What is needed is a word-for-word restatement of all the entries.

/---

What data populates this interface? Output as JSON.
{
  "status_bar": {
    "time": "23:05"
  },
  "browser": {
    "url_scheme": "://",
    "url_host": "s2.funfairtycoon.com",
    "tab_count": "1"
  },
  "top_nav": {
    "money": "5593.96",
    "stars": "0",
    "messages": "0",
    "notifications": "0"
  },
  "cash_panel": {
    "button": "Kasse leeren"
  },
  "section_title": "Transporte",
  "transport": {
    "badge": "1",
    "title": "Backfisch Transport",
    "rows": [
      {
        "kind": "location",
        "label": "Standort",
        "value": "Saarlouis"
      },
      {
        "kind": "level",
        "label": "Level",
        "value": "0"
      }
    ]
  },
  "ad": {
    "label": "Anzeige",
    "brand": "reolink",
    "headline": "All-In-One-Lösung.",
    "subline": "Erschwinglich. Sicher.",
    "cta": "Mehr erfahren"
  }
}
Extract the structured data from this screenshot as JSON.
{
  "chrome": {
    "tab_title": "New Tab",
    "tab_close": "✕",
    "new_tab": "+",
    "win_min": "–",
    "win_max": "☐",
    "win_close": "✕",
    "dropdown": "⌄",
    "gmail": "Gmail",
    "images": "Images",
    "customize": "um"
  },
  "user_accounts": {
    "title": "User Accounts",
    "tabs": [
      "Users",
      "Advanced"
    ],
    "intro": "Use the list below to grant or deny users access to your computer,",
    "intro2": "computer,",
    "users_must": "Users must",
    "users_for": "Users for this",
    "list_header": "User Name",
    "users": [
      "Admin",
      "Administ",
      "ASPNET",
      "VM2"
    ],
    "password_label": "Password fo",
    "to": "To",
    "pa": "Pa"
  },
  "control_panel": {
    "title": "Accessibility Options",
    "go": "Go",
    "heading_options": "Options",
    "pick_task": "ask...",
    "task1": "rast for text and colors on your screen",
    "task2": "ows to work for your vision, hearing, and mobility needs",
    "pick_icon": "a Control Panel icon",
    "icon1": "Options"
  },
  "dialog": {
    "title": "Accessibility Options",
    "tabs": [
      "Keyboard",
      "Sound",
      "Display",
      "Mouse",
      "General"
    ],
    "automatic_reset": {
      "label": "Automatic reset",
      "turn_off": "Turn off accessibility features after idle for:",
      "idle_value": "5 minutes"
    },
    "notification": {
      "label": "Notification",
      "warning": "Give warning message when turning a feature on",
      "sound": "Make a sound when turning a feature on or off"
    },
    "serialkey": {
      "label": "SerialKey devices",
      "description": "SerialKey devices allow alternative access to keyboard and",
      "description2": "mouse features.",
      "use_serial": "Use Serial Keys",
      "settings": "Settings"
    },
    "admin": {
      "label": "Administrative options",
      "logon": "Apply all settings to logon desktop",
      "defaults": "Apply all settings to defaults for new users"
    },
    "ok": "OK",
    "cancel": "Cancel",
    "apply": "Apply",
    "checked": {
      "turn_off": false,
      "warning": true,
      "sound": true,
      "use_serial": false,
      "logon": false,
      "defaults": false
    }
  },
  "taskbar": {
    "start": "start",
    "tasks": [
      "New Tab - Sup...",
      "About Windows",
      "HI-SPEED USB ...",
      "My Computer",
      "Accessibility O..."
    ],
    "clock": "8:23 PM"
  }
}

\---

| Expected output |
What data populates this interface? Output as JSON.
{
  "status_bar": {
    "time": "23:05"
  },
  "browser": {
    "url_scheme": "://",
    "url_host": "s2.funfairtycoon.com",
    "tab_count": "1"
  },
  "top_nav": {
    "money": "5593.96",
    "stars": "0",
    "messages": "0",
    "notifications": "0"
  },
  "cash_panel": {
    "button": "Kasse leeren"
  },
  "section_title": "Transporte",
  "transport": {
    "badge": "1",
    "title": "Backfisch Transport",
    "rows": [
      {
        "kind": "location",
        "label": "Standort",
        "value": "Saarlouis"
      },
      {
        "kind": "level",
        "label": "Level",
        "value": "0"
      }
    ]
  },
  "ad": {
    "label": "Anzeige",
    "brand": "reolink",
    "headline": "All-In-One-Lösung.",
    "subline": "Erschwinglich. Sicher.",
    "cta": "Mehr erfahren"
  }
}
Extract the structured data from this screenshot as JSON.
{
  "chrome": {
    "tab_title": "New Tab",
    "tab_close": "✕",
    "new_tab": "+",
    "win_min": "–",
    "win_max": "☐",
    "win_close": "✕",
    "dropdown": "⌄",
    "gmail": "Gmail",
    "images": "Images",
    "customize": "um"
  },
  "user_accounts": {
    "title": "User Accounts",
    "tabs": [
      "Users",
      "Advanced"
    ],
    "intro": "Use the list below to grant or deny users access to your computer,",
    "intro2": "computer,",
    "users_must": "Users must",
    "users_for": "Users for this",
    "list_header": "User Name",
    "users": [
      "Admin",
      "Administ",
      "ASPNET",
      "VM2"
    ],
    "password_label": "Password fo",
    "to": "To",
    "pa": "Pa"
  },
  "control_panel": {
    "title": "Accessibility Options",
    "go": "Go",
    "heading_options": "Options",
    "pick_task": "ask...",
    "task1": "rast for text and colors on your screen",
    "task2": "ows to work for your vision, hearing, and mobility needs",
    "pick_icon": "a Control Panel icon",
    "icon1": "Options"
  },
  "dialog": {
    "title": "Accessibility Options",
    "tabs": [
      "Keyboard",
      "Sound",
      "Display",
      "Mouse",
      "General"
    ],
    "automatic_reset": {
      "label": "Automatic reset",
      "turn_off": "Turn off accessibility features after idle for:",
      "idle_value": "5 minutes"
    },
    "notification": {
      "label": "Notification",
      "warning": "Give warning message when turning a feature on",
      "sound": "Make a sound when turning a feature on or off"
    },
    "serialkey": {
      "label": "SerialKey devices",
      "description": "SerialKey devices allow alternative access to keyboard and",
      "description2": "mouse features.",
      "use_serial": "Use Serial Keys",
      "settings": "Settings"
    },
    "admin": {
      "label": "Administrative options",
      "logon": "Apply all settings to logon desktop",
      "defaults": "Apply all settings to defaults for new users"
    },
    "ok": "OK",
    "cancel": "Cancel",
    "apply": "Apply",
    "checked": {
      "turn_off": false,
      "warning": true,
      "sound": true,
      "use_serial": false,
      "logon": false,
      "defaults": false
    }
  },
  "taskbar": {
    "start": "start",
    "tasks": [
      "New Tab - Sup...",
      "About Windows",
      "HI-SPEED USB ...",
      "My Computer",
      "Accessibility O..."
    ],
    "clock": "8:23 PM"
  }
}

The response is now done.